Two Russian prankers held a video conference with British Secretary Ben Wallace on behalf of Prime Minister of Ukraine Denis Shmyhal. The conversation took place on March 17 and concerned sensitive issues of Ukrainian security.
The first two parts of the video call were released on March 21 and March 22. They are dedicated to the Ukrainian nuclear program and the supply of NLAW systems to Ukraine.
On behalf of Prime Minister of Ukraine, famous Russian prankers Vovan and Lexus informed Mr. Wallace that Kiev wants to resume the nuclear program and called on the UK support.
Ben Wallace seemed to be confused and noted that such a decision would not please Moscow. Defense Secretary first noted that he should discuss the topic with Boris Johnson, but then he assured that London would support any choice of Ukraine.
In the second part of the conversation Mr Wallace confirmed that more than 4 thousand NLAW anti-tank systems have already been sent to Ukraine and that another large batch of ATGMs will arrive soon.
According to Ben Wallace, the British “own arsenal is running out.”
The whole video of the conversation should be released in the coming days, according to the prankers.
Soon after the video call, UK officials tried to excuse the British Defence Secretary.
Earlier, the UK government warned that the impostors could release a doctored video of the call with the defence secretary. A Ministry of Defence source said the video was “garbage”, adding that it was a doctored clip. However, the video was almost not edited, only a few short clips were added at the beginning.
“What you don’t hear is the Defence Secretary also saying that the UK can’t have anything to do with alleged Ukrainian nuclear ambitions, because the UK is committed to the Treaty on the Non-Proliferation of Nuclear Weapons.” – The Guardian cited a defence source as saying.
The British Armed Forces Minister James Heappey revealed a few details on the issue, trying to justify the negligence of Mr Wallace.
“He was acutely aware that he was on a Microsoft Teams call, and therefore he would not ever disclose any sensitive details on a platform that can be very easily intercepted and listened into. And the call therefore was pretty bland, I think, from what Ben was explaining to me last night, when the call started to ask more pointed questions about our intentions militarily in the region, Ben knew full well that’s not the sort of question anybody would normally ask on Teams. And so he became pretty suspicious and terminated the call.”
The full conversation is yet to be released, but Lexus and Vovan have already responded to the claims of the UK Ministry of Defence, accusing them of lying in details.
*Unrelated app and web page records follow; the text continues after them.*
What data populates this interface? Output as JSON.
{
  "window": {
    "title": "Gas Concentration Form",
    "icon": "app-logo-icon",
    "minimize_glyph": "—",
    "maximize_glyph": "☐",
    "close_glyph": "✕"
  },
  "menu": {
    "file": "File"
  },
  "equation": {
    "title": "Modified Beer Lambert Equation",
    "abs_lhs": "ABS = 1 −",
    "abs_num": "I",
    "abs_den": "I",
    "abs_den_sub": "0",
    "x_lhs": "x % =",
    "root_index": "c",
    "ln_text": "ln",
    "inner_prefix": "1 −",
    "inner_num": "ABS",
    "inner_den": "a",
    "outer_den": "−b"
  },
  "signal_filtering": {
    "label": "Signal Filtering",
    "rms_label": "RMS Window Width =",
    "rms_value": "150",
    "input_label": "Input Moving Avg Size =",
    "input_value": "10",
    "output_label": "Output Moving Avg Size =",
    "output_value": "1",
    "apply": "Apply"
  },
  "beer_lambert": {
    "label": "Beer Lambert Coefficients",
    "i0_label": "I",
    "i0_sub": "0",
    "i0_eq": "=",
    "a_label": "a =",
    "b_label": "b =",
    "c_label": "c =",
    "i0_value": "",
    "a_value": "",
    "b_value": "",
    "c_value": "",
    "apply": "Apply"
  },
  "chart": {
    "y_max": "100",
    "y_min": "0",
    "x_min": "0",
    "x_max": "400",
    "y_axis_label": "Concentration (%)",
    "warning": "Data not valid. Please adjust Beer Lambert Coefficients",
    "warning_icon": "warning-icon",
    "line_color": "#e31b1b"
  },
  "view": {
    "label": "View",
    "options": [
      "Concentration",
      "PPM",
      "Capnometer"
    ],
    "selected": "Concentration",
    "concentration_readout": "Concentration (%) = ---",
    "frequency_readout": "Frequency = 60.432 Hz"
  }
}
The second video was provided with the following notice:
“In response to reports from the Ministry of Defense about ten-minute conversation, we inform you that the full conversation with Mr Wallace lasted 22 minutes. In addition, the conference did not end abruptly, but on a benevolent mutual farewell.”
Downing Street claimed that it believed Russian state actors were responsible for the hoax, traditionally providing no details. Such pranks were claimed to be the standard practice for Russian information operations.
The Prime Minister’s official spokesman said: “The Russian state was responsible for the hoax telephone calls made to UK ministers last week.
“This is standard practice for Russian information operations and disinformation is a tactic straight from the Kremlin playbook to try to distract from their illegal activities in Ukraine and the human rights abuses being committed there.
This is also not for the first time Vovan and Lexus were accused of having links to Russian security services. What has never been proven. They are already famous for dozens of such pranks with top politicians in different countries, as well as with various celebrities. They are acting openly, without hiding their real names (Vladimir Kuznetsov and Alexei Stolyarov), and they are often invited as speakers to various public events.
The only issue is the inability of the UK’s top leaders to protect information from prankers who act in accordance with the well-known “tactics straight from the Kremlin textbook.”